So I was very interested to discover “W — Two Worlds“, an earlier series by the same writer, Song Jae Jung. It received rave reviews, but unfortunately is not available on Netflix. It is available, however, on viki.com, and I just finished watching it yesterday.

It is good, and it deserves the rave reviews.  In my opinion it’s not at the same level as “Alhambra” in many ways — but it shares the same creative storytelling.  One of the reviews said that it was instrumental in founding a new wave of Korean cinema, and I can see that.

“Alhambra” is science fiction, almost, where some attention is paid to having a  basis in reality for the fantastic events.  “W” is a fantasy about an alternate dimension, and there is no attempt to explain how the alternate dimension came into existence.  You can only take it as a pure story; the alternate world is just an imagination that you have to accept for the story to proceed.

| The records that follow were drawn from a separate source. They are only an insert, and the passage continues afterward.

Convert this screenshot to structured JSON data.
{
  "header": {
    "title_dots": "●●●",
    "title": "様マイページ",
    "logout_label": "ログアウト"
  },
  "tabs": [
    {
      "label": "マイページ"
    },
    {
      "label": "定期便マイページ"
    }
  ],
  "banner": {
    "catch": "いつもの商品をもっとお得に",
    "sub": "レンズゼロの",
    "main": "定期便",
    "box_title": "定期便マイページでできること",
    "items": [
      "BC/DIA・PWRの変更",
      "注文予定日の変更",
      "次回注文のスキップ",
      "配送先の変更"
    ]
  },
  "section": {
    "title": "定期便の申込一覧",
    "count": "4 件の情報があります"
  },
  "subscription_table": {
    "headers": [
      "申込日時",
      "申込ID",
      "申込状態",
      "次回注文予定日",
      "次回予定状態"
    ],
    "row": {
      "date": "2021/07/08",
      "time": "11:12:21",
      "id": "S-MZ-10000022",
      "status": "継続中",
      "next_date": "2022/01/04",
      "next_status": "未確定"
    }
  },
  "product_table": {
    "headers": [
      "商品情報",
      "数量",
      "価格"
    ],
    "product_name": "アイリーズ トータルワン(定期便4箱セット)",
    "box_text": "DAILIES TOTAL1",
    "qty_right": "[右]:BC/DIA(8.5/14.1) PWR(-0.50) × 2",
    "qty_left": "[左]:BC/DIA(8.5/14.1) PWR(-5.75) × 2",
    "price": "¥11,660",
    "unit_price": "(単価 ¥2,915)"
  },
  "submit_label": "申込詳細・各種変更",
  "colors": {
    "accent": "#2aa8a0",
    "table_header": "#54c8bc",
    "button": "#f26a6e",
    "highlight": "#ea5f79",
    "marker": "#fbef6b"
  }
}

Both main characters die, and are brought back to life through trans-dimensional manipulations, and you can’t be distracted by how this actually happens. This is where the true talent of Song Jae Jung is revealed — she is able to make you forget the absurd basis and fall into the story as a story.

“W” is also much more a conventional romance — every episode has a “kiss” scene between the two main characters, for example, and the ultimate resolution is them living “happily ever after” .   This may be a bit too cliche for some — and there are hints in an interview that this may be a deviation from the original script.

The story goes through about 4 major arcs of death/despair to blissful romance, and it does get a bit predictable. And the series a bit too primary in its emotional colors.  But I liked it.  I notice that there is another Netflix series, “Nine: Nine Time Travels“,  written by Song Jae Jung.  Next on my list…

Teacups from China

Assembled
Disassembled

I ordered these “Lazy Tea Cups” from the Guilin Tea Research Institute, in China. The shipping time was an anxious 2 months.

They are rather fragile, but not to worry — the packaging was absolutely insane. Each of the round white cannon balls contains another cup, and they could be used on a soccer field. The box in the background was completely filled with dense packing material; the box was completely covered in packing tape. Felt like you could drop it from an airplane.

They are a joy to use.  The tiny saucer is actually functional — it insulates your hand from the heat, making it quite comfortable to carry the whole assembly in one hand…

Guilin Tea Reasearch Institute

Netflix Review: “Memories of the Alhambra”

Netflix Review: “Memories of the Alhambra”

Just finished Episode 6 of the new Korean language Netflix series “Memories of the Alhambra”, and now I have to wait a week for the next one. At this point there are only a few possible explanations: 1) the protagonist is actually crazy; 2) magic; 3) alien super science; 4) deal with the devil; 5) the writers are so caught up in the story that they simply don’t care about reality. I favor the later at this point — I’m so caught up in the story that I don’t care, either. 🙂

The Consciousness Deniers

The Consciousness Deniers

Originally shared by rare avis

On Consciousness: The New York Review Of Books

“What is the silliest claim ever made?

“The competition is fierce, but I think the answer is easy. Some people have denied the existence of consciousness: conscious experience, the subjective character of experience, the “what-it-is-like” of experience. Next to this denial—I’ll call it “the Denial”—every known religious belief is only a little less sensible than the belief that grass is green.”

This essay is adapted from Things That Bother Me: Death, Freedom, the Self, Etc., published this week by New York Review Books.

Iain M Banks has died

A sad day when Iain M Banks died: http://sciphijournal.org/why-the-culture-wins-an-appreciation-of-iain-m-banks/

One of my favorite authors…  Banks had a vision of the future that made it really seem worth living. He was young, and had so many more stories to tell.

Here’s a more substantive article:

Why the Culture wins — an appreciation of Iain M Banks, by Joseph Heath